Hospital negligence is typically the result of an employee error or an administrative failure to create a safe environment. If the negligent doctor or nurse was a hospital employee, if more than one person on the medical team was responsible for the error, if an administrative error directly caused injury, or if a hospital staff member negligently performed a task assigned to them by their supervisor, the hospital may be held liable for negligence.
Hospitals are not the only medical facilities where mistakes can happen. Nursing homes, long-term care institutions, birth centers, health clinics, and other healthcare facilities are all subject to the standards of care that a patient should expect. Learn how to uncover complaints made against a hospital or nursing home in Pennsylvania if you are looking for a facility for yourself or a loved one.
The Most Common Signs of Hospital Negligence
Let’s take a look at some of the obvious warning signals that a hospital or other sort of care facility is permitting neglect to occur under its roof. Subpar healthcare should never be accepted as the standard. If you have a “not quite right” feeling about the medical care you are receiving, do not be afraid to seek a second opinion from another hospital or speak with a personal care physician you know and trust.
In the following article, we will go through some of the most common indications of hospital negligence. However, keep in mind that these are not the only symptoms of negligence—and not every sign on the list proves that negligence is at work. Proving hospital negligence takes extensive legal knowledge, and any more questions should be directed to your medical malpractice counsel.
The red flags outlined below will be grouped into three categories: patient safety, staff issues, and patient medical care—three of the most typical areas of carelessness in a hospital or care center.
- faulty equipment
- Stairways, elevators, chairs, and bathrooms that are in disrepair
- ignoring patient safety requirements
- Pathways that are slick or obstructed
- There are no warnings warning of moist floors.
- Failure to employ bed rails and other fall-prevention measures for patients at risk
- Inadequate monitoring of high-risk patients
- Improper application of physical constraints
- Incorrect use of anesthetic
- There are no fire or safety alarms.
- Spills that are not cleaned up right away
- Employees that are impolite, dissatisfied, absent, or appear to be exhausted or distressed
- When a patient phones for assistance, there is a long wait period.
- Employees that are poorly trained and have difficulties answering questions
- Overworked or underpaid employees that are clearly dissatisfied with their jobs
- Staff members are not adequately supervised.
- Communication breakdown among those involved in a patient’s care

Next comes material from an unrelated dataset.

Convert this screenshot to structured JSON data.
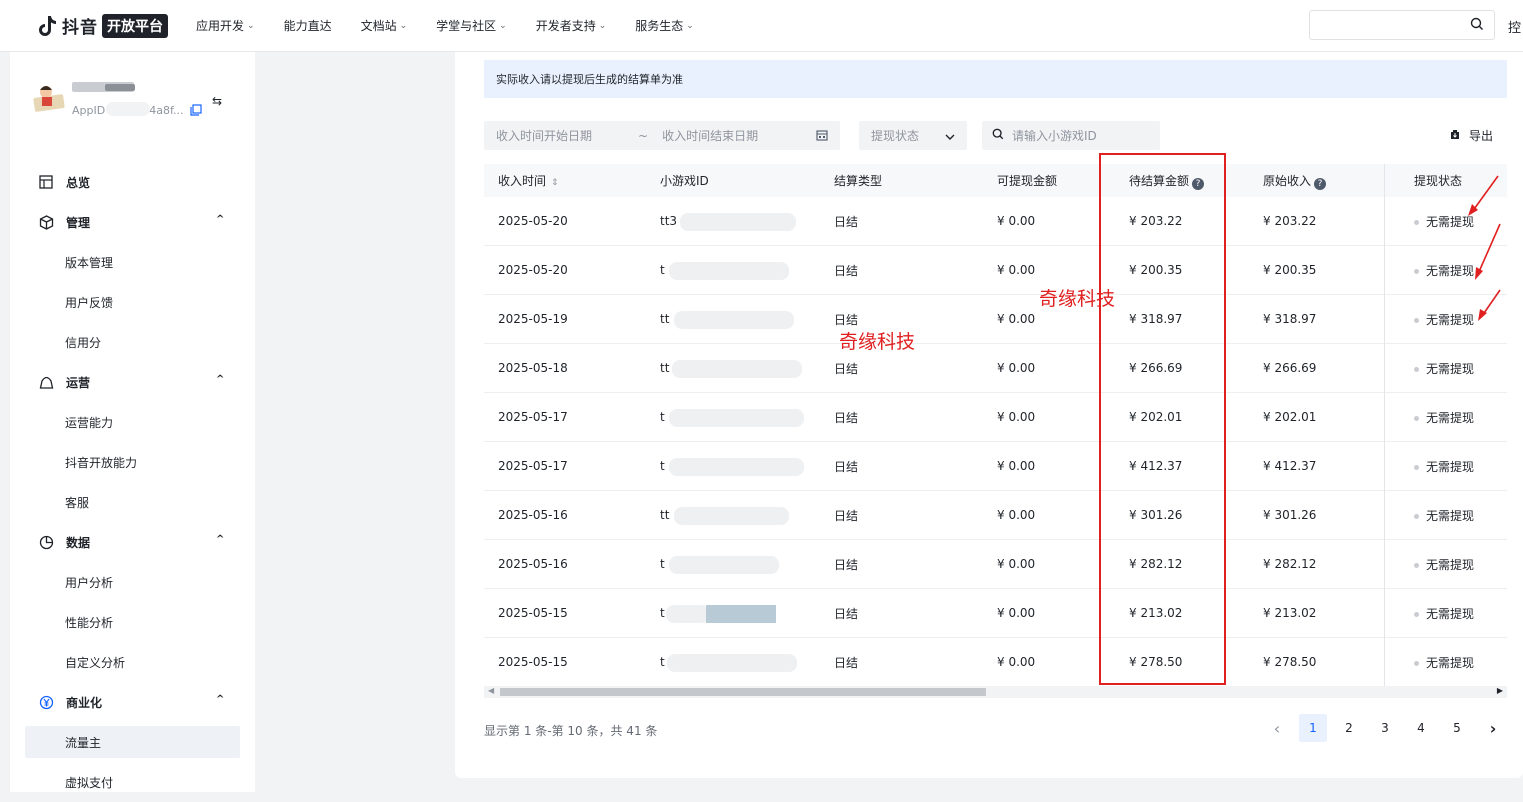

- Nursing and physician miscommunication
- The staff consistently has horrible bedside manners.
Medical Treatment for Patients
- Patient discharge as soon as possible

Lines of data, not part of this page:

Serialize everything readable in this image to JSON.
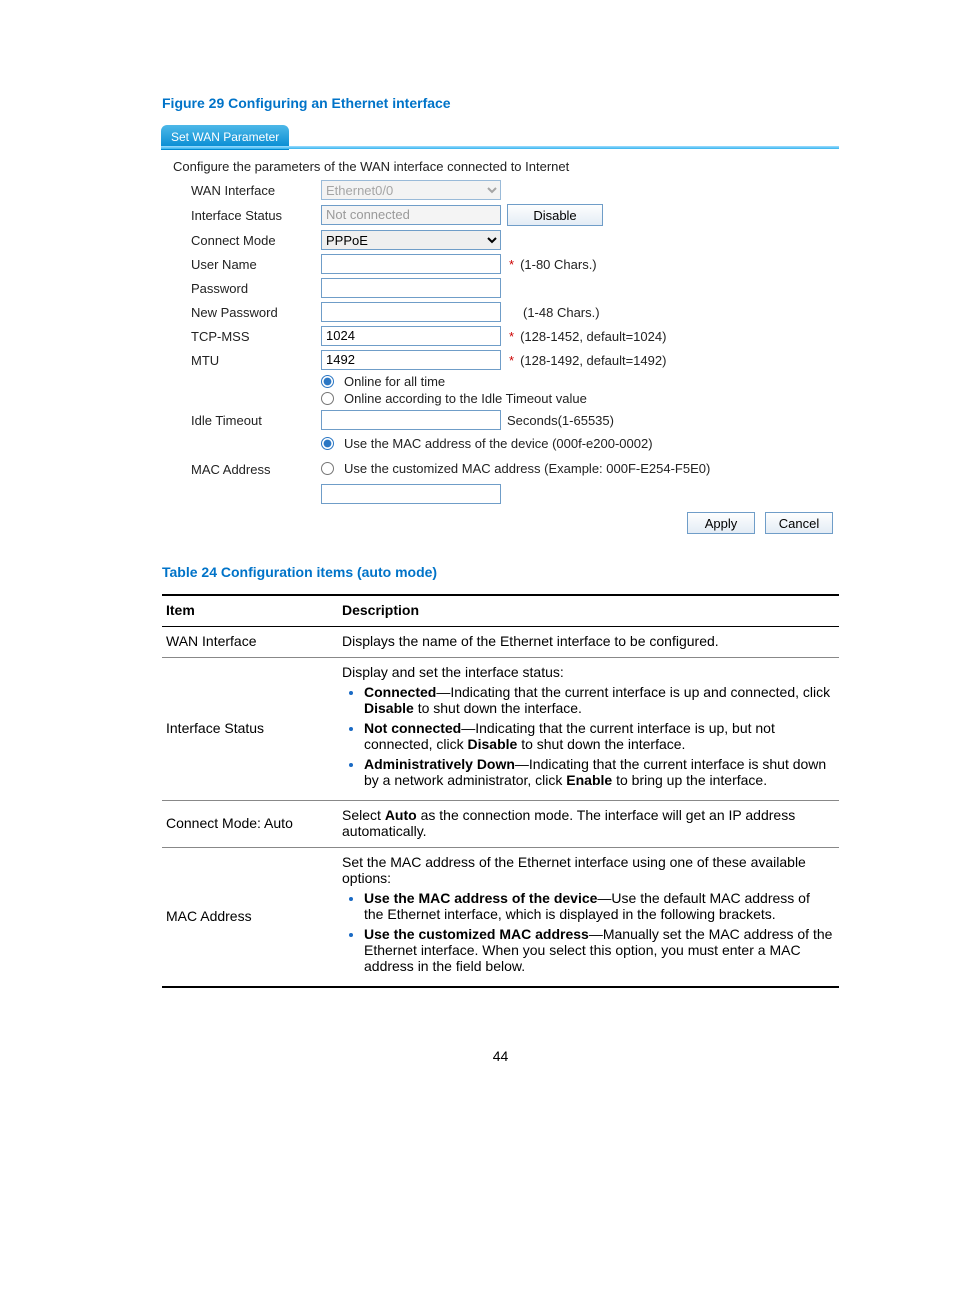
{
  "figure": {
    "title": "Figure 29 Configuring an Ethernet interface"
  },
  "wan": {
    "tab": "Set WAN Parameter",
    "description": "Configure the parameters of the WAN interface connected to Internet",
    "labels": {
      "wan_if": "WAN Interface",
      "if_status": "Interface Status",
      "conn_mode": "Connect Mode",
      "user": "User Name",
      "password": "Password",
      "new_password": "New Password",
      "tcp_mss": "TCP-MSS",
      "mtu": "MTU",
      "idle": "Idle Timeout",
      "mac": "MAC Address"
    },
    "values": {
      "wan_if": "Ethernet0/0",
      "if_status": "Not connected",
      "conn_mode": "PPPoE",
      "user": "",
      "password": "",
      "new_password": "",
      "tcp_mss": "1024",
      "mtu": "1492",
      "idle": "",
      "mac_custom_value": ""
    },
    "hints": {
      "user": "(1-80 Chars.)",
      "new_password": "(1-48 Chars.)",
      "tcp_mss": "(128-1452, default=1024)",
      "mtu": "(128-1492, default=1492)",
      "idle": "Seconds(1-65535)"
    },
    "radios": {
      "online_all": "Online for all time",
      "online_idle": "Online according to the Idle Timeout value",
      "mac_device": "Use the MAC address of the device (000f-e200-0002)",
      "mac_custom": "Use the customized MAC address (Example: 000F-E254-F5E0)"
    },
    "buttons": {
      "disable": "Disable",
      "apply": "Apply",
      "cancel": "Cancel"
    }
  },
  "table": {
    "title": "Table 24 Configuration items (auto mode)",
    "headers": {
      "item": "Item",
      "desc": "Description"
    },
    "rows": {
      "wan_if": {
        "item": "WAN Interface",
        "desc": "Displays the name of the Ethernet interface to be configured."
      },
      "if_status": {
        "item": "Interface Status",
        "intro": "Display and set the interface status:",
        "b_connected": "Connected",
        "t_connected": "—Indicating that the current interface is up and connected, click ",
        "b_disable": "Disable",
        "t_disable_tail": " to shut down the interface.",
        "b_not_connected": "Not connected",
        "t_not_connected": "—Indicating that the current interface is up, but not connected, click ",
        "b_admin_down": "Administratively Down",
        "t_admin_down": "—Indicating that the current interface is shut down by a network administrator, click ",
        "b_enable": "Enable",
        "t_enable_tail": " to bring up the interface."
      },
      "conn_mode": {
        "item": "Connect Mode: Auto",
        "pre": "Select ",
        "b_auto": "Auto",
        "post": " as the connection mode. The interface will get an IP address automatically."
      },
      "mac": {
        "item": "MAC Address",
        "intro": "Set the MAC address of the Ethernet interface using one of these available options:",
        "b_use_device": "Use the MAC address of the device",
        "t_use_device": "—Use the default MAC address of the Ethernet interface, which is displayed in the following brackets.",
        "b_use_custom": "Use the customized MAC address",
        "t_use_custom": "—Manually set the MAC address of the Ethernet interface. When you select this option, you must enter a MAC address in the field below."
      }
    }
  },
  "page_number": "44"
}
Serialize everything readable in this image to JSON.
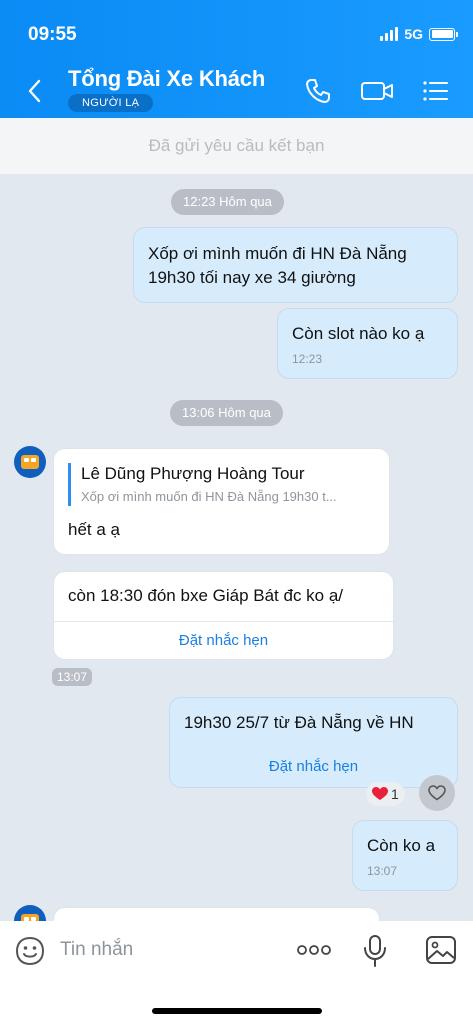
{
  "status": {
    "time": "09:55",
    "network": "5G"
  },
  "header": {
    "title": "Tổng Đài Xe Khách",
    "badge": "NGƯỜI LẠ"
  },
  "friend_request": "Đã gửi yêu cầu kết bạn",
  "messages": {
    "chip1": "12:23 Hôm qua",
    "m1": "Xốp ơi mình muốn đi HN Đà Nẵng 19h30 tối nay xe 34 giường",
    "m2": "Còn slot nào ko ạ",
    "m2_time": "12:23",
    "chip2": "13:06 Hôm qua",
    "m3_quote_name": "Lê Dũng Phượng Hoàng Tour",
    "m3_quote_text": "Xốp ơi mình muốn đi HN Đà Nẵng 19h30 t...",
    "m3": "hết a ạ",
    "m4": "còn 18:30 đón bxe Giáp Bát đc ko ạ/",
    "m4_action": "Đặt nhắc hẹn",
    "m4_time": "13:07",
    "m5": "19h30 25/7 từ Đà Nẵng về HN",
    "m5_action": "Đặt nhắc hẹn",
    "m5_reaction_count": "1",
    "m6": "Còn ko a",
    "m6_time": "13:07"
  },
  "input": {
    "placeholder": "Tin nhắn"
  },
  "icons": [
    "back-icon",
    "phone-icon",
    "video-icon",
    "menu-icon",
    "sticker-icon",
    "more-icon",
    "mic-icon",
    "image-icon",
    "heart-icon"
  ],
  "colors": {
    "header": "#1a9bff",
    "outgoing_bubble": "#d6ecfd",
    "incoming_bubble": "#ffffff",
    "link": "#1a7fe0",
    "background": "#e2e8f0"
  }
}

- Infection rates are high, and many infections go untreated.
- Suffering from post-surgery pain
- Failure to take vital signs adequately
- a lack of diagnostic or treatment equipment

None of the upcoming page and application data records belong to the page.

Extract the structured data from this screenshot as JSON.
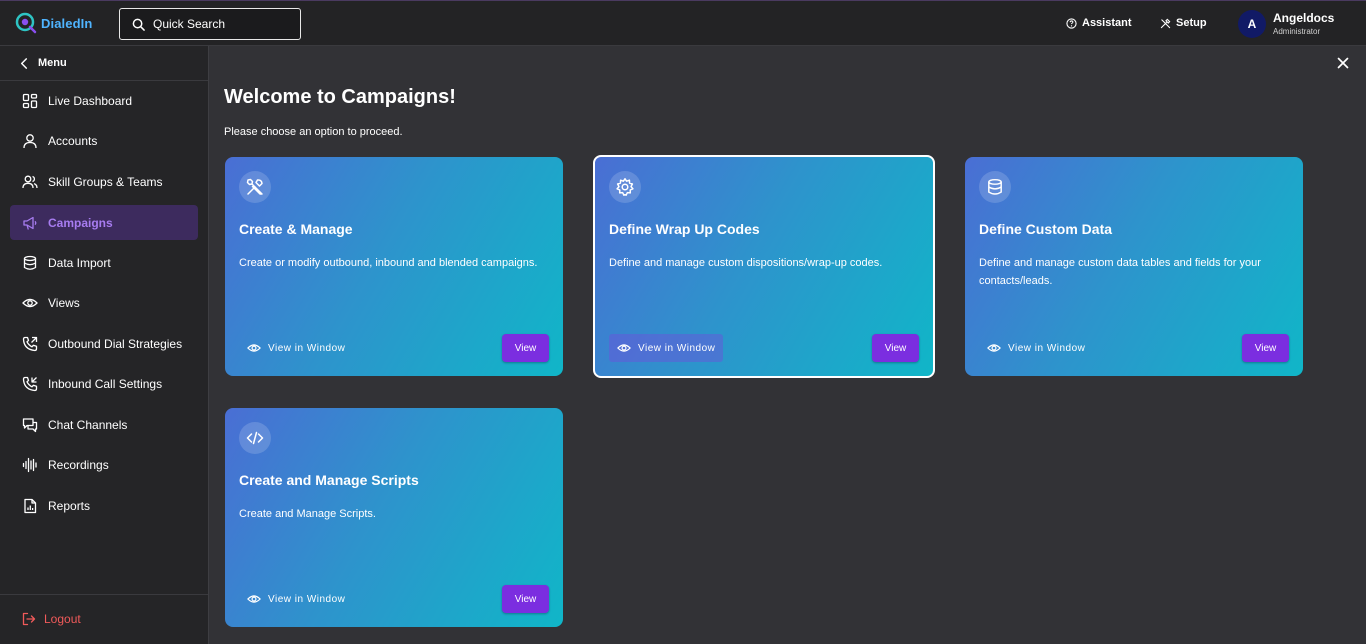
{
  "header": {
    "logo_text": "DialedIn",
    "search_label": "Quick Search",
    "assistant_label": "Assistant",
    "setup_label": "Setup",
    "user": {
      "initial": "A",
      "name": "Angeldocs",
      "role": "Administrator"
    }
  },
  "sidebar": {
    "menu_label": "Menu",
    "items": [
      {
        "label": "Live Dashboard",
        "icon": "dashboard-icon"
      },
      {
        "label": "Accounts",
        "icon": "user-icon"
      },
      {
        "label": "Skill Groups & Teams",
        "icon": "users-icon"
      },
      {
        "label": "Campaigns",
        "icon": "megaphone-icon",
        "active": true
      },
      {
        "label": "Data Import",
        "icon": "database-icon"
      },
      {
        "label": "Views",
        "icon": "eye-icon"
      },
      {
        "label": "Outbound Dial Strategies",
        "icon": "phone-outgoing-icon"
      },
      {
        "label": "Inbound Call Settings",
        "icon": "phone-incoming-icon"
      },
      {
        "label": "Chat Channels",
        "icon": "chat-icon"
      },
      {
        "label": "Recordings",
        "icon": "audio-wave-icon"
      },
      {
        "label": "Reports",
        "icon": "report-icon"
      }
    ],
    "logout_label": "Logout"
  },
  "main": {
    "title": "Welcome to Campaigns!",
    "subtitle": "Please choose an option to proceed.",
    "cards": [
      {
        "title": "Create & Manage",
        "description": "Create or modify outbound, inbound and blended campaigns.",
        "view_window_label": "View in Window",
        "view_label": "View",
        "icon": "tools-icon"
      },
      {
        "title": "Define Wrap Up Codes",
        "description": "Define and manage custom dispositions/wrap-up codes.",
        "view_window_label": "View in Window",
        "view_label": "View",
        "icon": "gear-icon"
      },
      {
        "title": "Define Custom Data",
        "description": "Define and manage custom data tables and fields for your contacts/leads.",
        "view_window_label": "View in Window",
        "view_label": "View",
        "icon": "database-icon"
      },
      {
        "title": "Create and Manage Scripts",
        "description": "Create and Manage Scripts.",
        "view_window_label": "View in Window",
        "view_label": "View",
        "icon": "code-icon"
      }
    ]
  },
  "colors": {
    "accent": "#7b2ee0",
    "active_nav_bg": "#3d2b5e",
    "active_nav_text": "#a77cf0",
    "logout": "#f05a5a",
    "card_gradient_start": "#4a6ed4",
    "card_gradient_end": "#10b6c8"
  }
}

- Inattention and unusually extended wait times in an emergency room
- Unneeded surgery
- Infrequent visits by nurses and doctors
- Receiving the incorrect drug, dose, or medication at the incorrect time
- Errors in medical charts and records
- Nurses who fail to report a patient’s complaints and symptoms to a doctor
- Inadequate follow-up
How Lawyers Can Assist in the Fight Against Hospital Negligence
We have seen how medical malpractice lawyers can assist make hospitals and healthcare facilities safer for patients at Shrager & Sachs. In 1991, our founder, David Shrager, won a landmark case in which a hospital was held accountable for misconduct.
The Pennsylvania Supreme Court determined in Thompson v. Nason Hospital that hospitals and their parent corporations can be held accountable for medical malpractice. This significant judgment in Thompson’s favor established direct responsibility against hospitals for negligence in the state of Pennsylvania.
As personal injury attorneys with a track record of success in medical malpractice lawsuits, we are always thrilled to witness examples of healthcare safety improvement. We remain committed to leveraging our legal position to draw attention to areas of hospital safety that can be improved.